Many an office worker has launched into a sudden joke in their office without realizing when workplace humor can cross limits and ended up with devastating results. The wrong joke at the wrong time can result in deteriorated peer relationships, disciplinary action, or possibly even termination. No matter how well-versed someone is in the best knock-knock jokes, top yo mama putdowns, riddles, insults, or other clever witty remarks of wordplay and pop culture twists, there are definitely occasions when it is better to keep one’s mouth shut.

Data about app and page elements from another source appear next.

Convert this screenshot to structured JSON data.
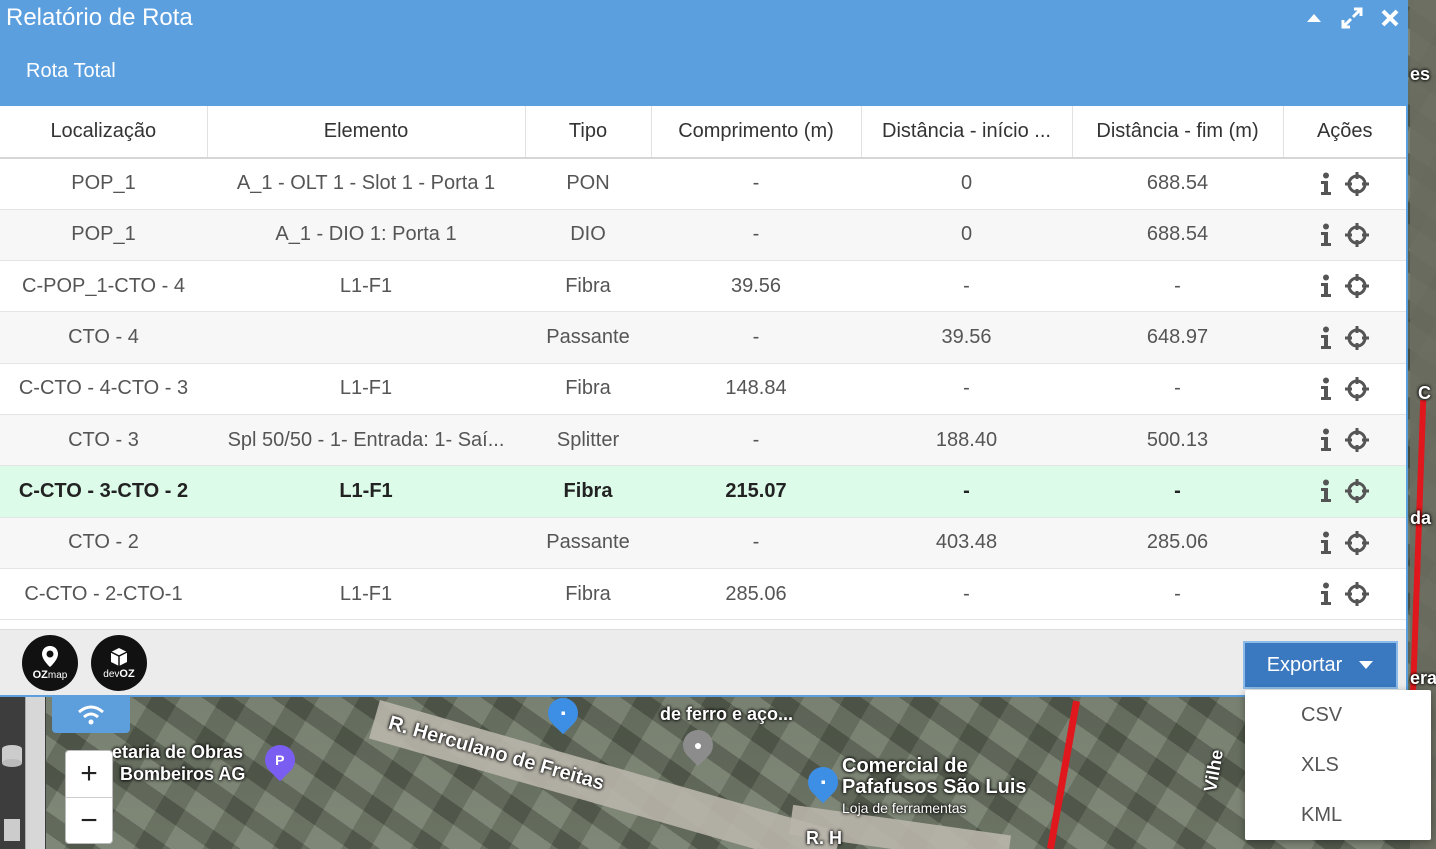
{
  "window": {
    "title": "Relatório de Rota",
    "tab": "Rota Total"
  },
  "table": {
    "headers": [
      "Localização",
      "Elemento",
      "Tipo",
      "Comprimento (m)",
      "Distância - início ...",
      "Distância - fim (m)",
      "Ações"
    ],
    "rows": [
      [
        "POP_1",
        "A_1 - OLT 1 - Slot 1 - Porta 1",
        "PON",
        "-",
        "0",
        "688.54"
      ],
      [
        "POP_1",
        "A_1 - DIO 1: Porta 1",
        "DIO",
        "-",
        "0",
        "688.54"
      ],
      [
        "C-POP_1-CTO - 4",
        "L1-F1",
        "Fibra",
        "39.56",
        "-",
        "-"
      ],
      [
        "CTO - 4",
        "",
        "Passante",
        "-",
        "39.56",
        "648.97"
      ],
      [
        "C-CTO - 4-CTO - 3",
        "L1-F1",
        "Fibra",
        "148.84",
        "-",
        "-"
      ],
      [
        "CTO - 3",
        "Spl 50/50 - 1- Entrada: 1- Saí...",
        "Splitter",
        "-",
        "188.40",
        "500.13"
      ],
      [
        "C-CTO - 3-CTO - 2",
        "L1-F1",
        "Fibra",
        "215.07",
        "-",
        "-"
      ],
      [
        "CTO - 2",
        "",
        "Passante",
        "-",
        "403.48",
        "285.06"
      ],
      [
        "C-CTO - 2-CTO-1",
        "L1-F1",
        "Fibra",
        "285.06",
        "-",
        "-"
      ]
    ]
  },
  "footer": {
    "logo1": {
      "main": "OZ",
      "sub": "map"
    },
    "logo2": {
      "main": "OZ",
      "sub": "dev"
    },
    "export_label": "Exportar",
    "export_options": [
      "CSV",
      "XLS",
      "KML"
    ]
  },
  "map": {
    "labels": [
      "R. Herculano de Freitas",
      "Comercial de",
      "Pafafusos São Luis",
      "Loja de ferramentas",
      "de ferro e aço...",
      "etaria de Obras",
      "Bombeiros AG",
      "Vilhe",
      "es",
      "C",
      "da",
      "era",
      "R. H"
    ],
    "zoom_in": "+",
    "zoom_out": "−",
    "pin_p": "P"
  }
}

Without knowing the political opinions, personal history, and distinctive sensitivities of each particular co-workers, the answer of when workplace humor can cross limits is practically “always.” Especially when naming a particular stereotype, generation, or people group overall, jokes in poor taste risk offending those who hear it, whether or not the joke-teller meant it in a “harmless” manner. Even if nobody in the room is mentally deficient, is the girl from accounting really going to laugh at the “retard” joke while her sister has lived for years with legitimate special needs? Not every personal trait is visible, and jokes that target particular characteristics are best to be avoided altogether. Ethically, it can be argued that any story that relies on judging people on a basis other than person-by-person, case-by-case, is a story that should not be told.
Even in the most raunchy, offensive, no-holds-barred workplace joke-telling environments though, the line when workplace humor can cross limits still holds a few particular bounds. Being funny about sex has largely become a mainstream endeavor, but jokes about religion may still rub some people in the room the wrong way. Likewise, jokes about politics should generally be avoided unless it is very clear which end of the conservative-or-liberal spectrum every single person present resides on. Failing to recognize the firm convictions of co-workers may result in alienation, eroded trust, or other potentially harmful issues.
Just when a vigilant joke-teller has believed to have picked the most perfectly harmless joke to try next time in the office, there remains one rather significant factor to determine when workplace humor can cross limits: When it is a waste of time. Office pranks, workplace jokes, and other silliness can serve a valuable purpose, but if they are actually detracting from the efficacy or efficiency of the work that is supposed to be getting done, it is time to stop being funny and start being productive.
Jokes in the office may never go away, so it will always be important for executives and cubicle-dwellers alike to recognize when workplace humor can cross limits. Professional standards slowly change, but wisdom and proper discernment that lead to good decision-making will never go out of style.